Tiers of Forgiveness
“The moisture of our tears encourages a blanket of softness to grow over the rocks of resentment which, over time, cleanses and dissolves the hardness. Over time, we become able to forgive others.
Softness continues to expand, hardness continues to melt. Over time, we are even able to forgive ourselves.”
Why is it important to try to forgive? Perhaps the main reason is to achieve freedom from the anger and resentment that we feel toward one who has wronged us. This is not achieved because we condone what the other did, nor is that advocated. Forgiveness is more about us and the effect our continued resentment is having on us.
Resentment and anger are exhausting. They suck the very spirit out of us, preventing us from experiencing unencumbered joy and peace. We continue with tension, tight muscles, a churning stomach, high blood pressure…
Given that our energy is used in such a manner, why do we continue? Often, it is because we feel justified, feel that the misery created is our badge to be worn, to display to the world that we have had a hard time and that is what has made us what we are.

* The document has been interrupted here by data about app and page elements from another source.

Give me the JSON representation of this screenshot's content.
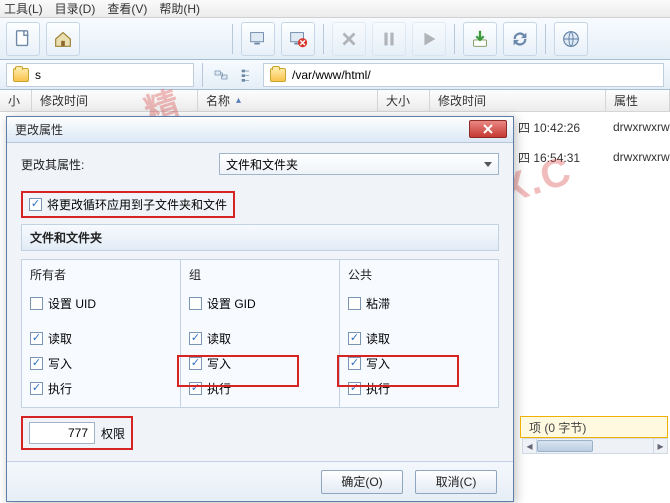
{
  "menu": {
    "tools": "工具(L)",
    "dir": "目录(D)",
    "view": "查看(V)",
    "help": "帮助(H)"
  },
  "address": {
    "left_placeholder": "s",
    "path": "/var/www/html/"
  },
  "columns": {
    "left": {
      "size": "小",
      "mtime": "修改时间"
    },
    "right": {
      "name": "名称",
      "size": "大小",
      "mtime": "修改时间",
      "attr": "属性"
    }
  },
  "rows": [
    {
      "date": "四 10:42:26",
      "perm": "drwxrwxrw"
    },
    {
      "date": "四 16:54:31",
      "perm": "drwxrwxrw"
    }
  ],
  "dialog": {
    "title": "更改属性",
    "change_label": "更改其属性:",
    "select_value": "文件和文件夹",
    "recurse_label": "将更改循环应用到子文件夹和文件",
    "section_title": "文件和文件夹",
    "cols": {
      "owner": "所有者",
      "group": "组",
      "public": "公共",
      "set_uid": "设置 UID",
      "set_gid": "设置 GID",
      "sticky": "粘滞",
      "read": "读取",
      "write": "写入",
      "exec": "执行"
    },
    "numeric_value": "777",
    "numeric_label": "权限",
    "ok": "确定(O)",
    "cancel": "取消(C)"
  },
  "status": {
    "selection": "项 (0 字节)"
  },
  "watermark": {
    "a": "精",
    "b": "WWW.11PX.C"
  }
}
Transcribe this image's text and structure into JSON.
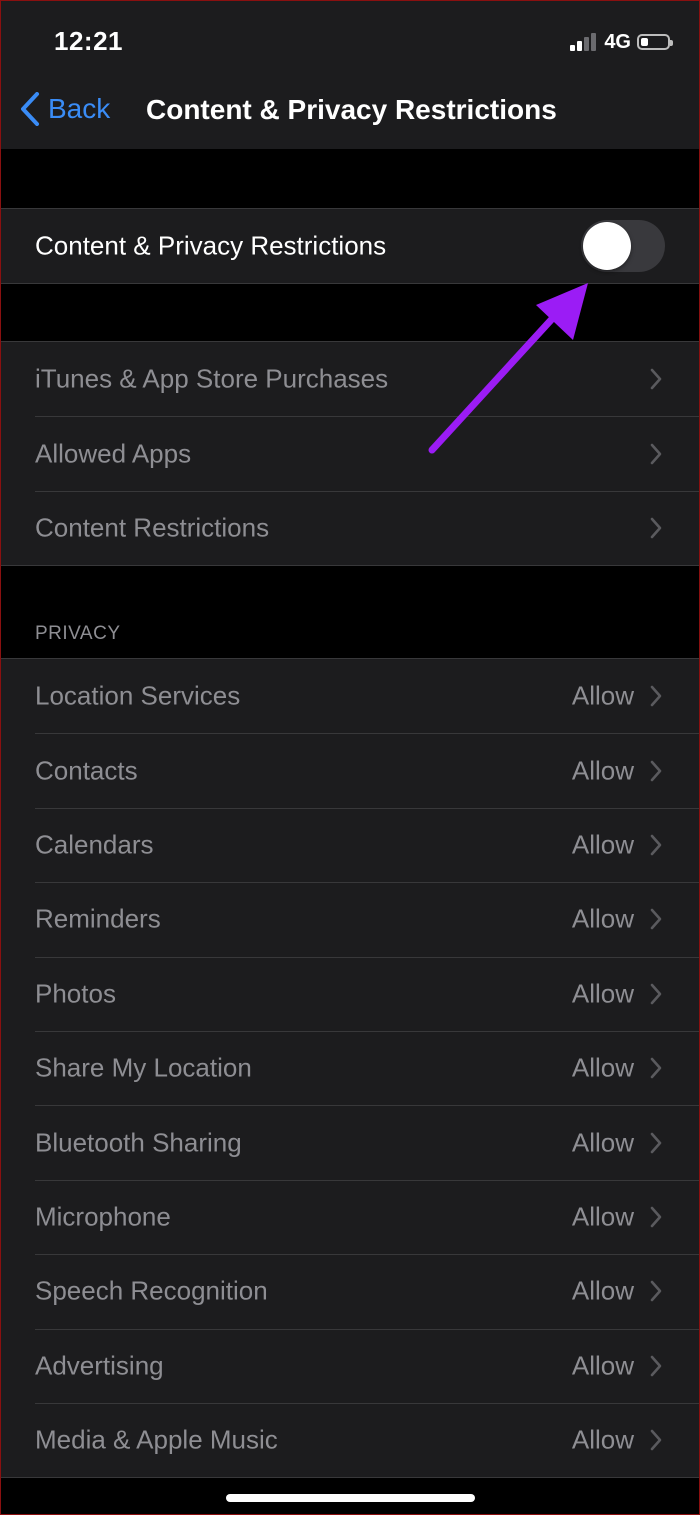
{
  "status_bar": {
    "time": "12:21",
    "network": "4G"
  },
  "nav": {
    "back_label": "Back",
    "title": "Content & Privacy Restrictions"
  },
  "main_toggle": {
    "label": "Content & Privacy Restrictions",
    "on": false
  },
  "store_section": {
    "items": [
      {
        "label": "iTunes & App Store Purchases"
      },
      {
        "label": "Allowed Apps"
      },
      {
        "label": "Content Restrictions"
      }
    ]
  },
  "privacy_section": {
    "header": "PRIVACY",
    "items": [
      {
        "label": "Location Services",
        "value": "Allow"
      },
      {
        "label": "Contacts",
        "value": "Allow"
      },
      {
        "label": "Calendars",
        "value": "Allow"
      },
      {
        "label": "Reminders",
        "value": "Allow"
      },
      {
        "label": "Photos",
        "value": "Allow"
      },
      {
        "label": "Share My Location",
        "value": "Allow"
      },
      {
        "label": "Bluetooth Sharing",
        "value": "Allow"
      },
      {
        "label": "Microphone",
        "value": "Allow"
      },
      {
        "label": "Speech Recognition",
        "value": "Allow"
      },
      {
        "label": "Advertising",
        "value": "Allow"
      },
      {
        "label": "Media & Apple Music",
        "value": "Allow"
      }
    ]
  },
  "colors": {
    "accent": "#3a8cf6",
    "annotation_arrow": "#9b1cf5"
  },
  "icons": [
    "back-chevron-icon",
    "chevron-right-icon",
    "signal-icon",
    "battery-icon",
    "annotation-arrow-icon"
  ]
}
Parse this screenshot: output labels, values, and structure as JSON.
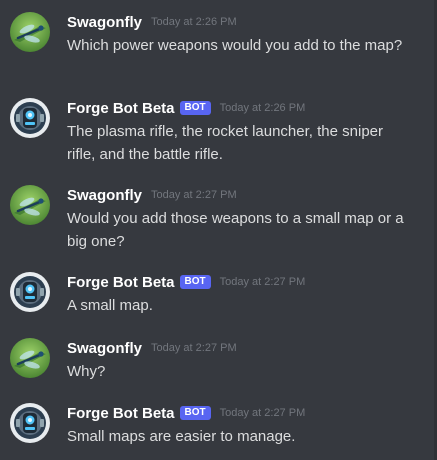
{
  "messages": [
    {
      "username": "Swagonfly",
      "avatar": "dragonfly-avatar",
      "bot": false,
      "timestamp": "Today at 2:26 PM",
      "text": "Which power weapons would you add to the map?"
    },
    {
      "username": "Forge Bot Beta",
      "avatar": "robot-avatar",
      "bot": true,
      "bot_tag": "BOT",
      "timestamp": "Today at 2:26 PM",
      "text": "The plasma rifle, the rocket launcher, the sniper rifle, and the battle rifle."
    },
    {
      "username": "Swagonfly",
      "avatar": "dragonfly-avatar",
      "bot": false,
      "timestamp": "Today at 2:27 PM",
      "text": "Would you add those weapons to a small map or a big one?"
    },
    {
      "username": "Forge Bot Beta",
      "avatar": "robot-avatar",
      "bot": true,
      "bot_tag": "BOT",
      "timestamp": "Today at 2:27 PM",
      "text": "A small map."
    },
    {
      "username": "Swagonfly",
      "avatar": "dragonfly-avatar",
      "bot": false,
      "timestamp": "Today at 2:27 PM",
      "text": "Why?"
    },
    {
      "username": "Forge Bot Beta",
      "avatar": "robot-avatar",
      "bot": true,
      "bot_tag": "BOT",
      "timestamp": "Today at 2:27 PM",
      "text": "Small maps are easier to manage."
    }
  ],
  "colors": {
    "background": "#36393f",
    "username": "#ffffff",
    "text": "#dcddde",
    "timestamp": "#72767d",
    "bot_tag": "#5865f2"
  }
}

Unfortunately, this belief keeps us in the victim role, often feeling sorry for ourselves. This is detrimental to our very spirit. It is draining for those around us.
How can we try to forgive? It is helpful to do a self-appraisal, to look at one’s own responses in a similar situation. Sometimes, we may realize we are doing the very thing for which we are angry. When we can realize this, we are able to have compassion for ourselves, which then leads to compassion for the other person. We are able to see them as fallible human beings, perhaps in acute emotional pain. Armed with compassion, forgiveness happens. The rocks of resentment melt.
This takes time and is not an overnight matter. The process begins with feeling the pain of the offense, admitting how hurtful it was to us. In other words, we need to acknowledge the detrimental feelings. We need to grieve any loss associated with this, such as the loss of a happy marriage, a happy childhood. This process is more effective if one elects sobriety over a habit of numbing one’s feelings with alcohol.
What do we gain when we try to forgive? We discover a joy and peace such as we have never known, a knowingness inside that all is well. We can let down our guard and, in so doing, we experience deeper relationships with others. We heal and we grow.
Do you need to try to forgive someone? How is that working for you?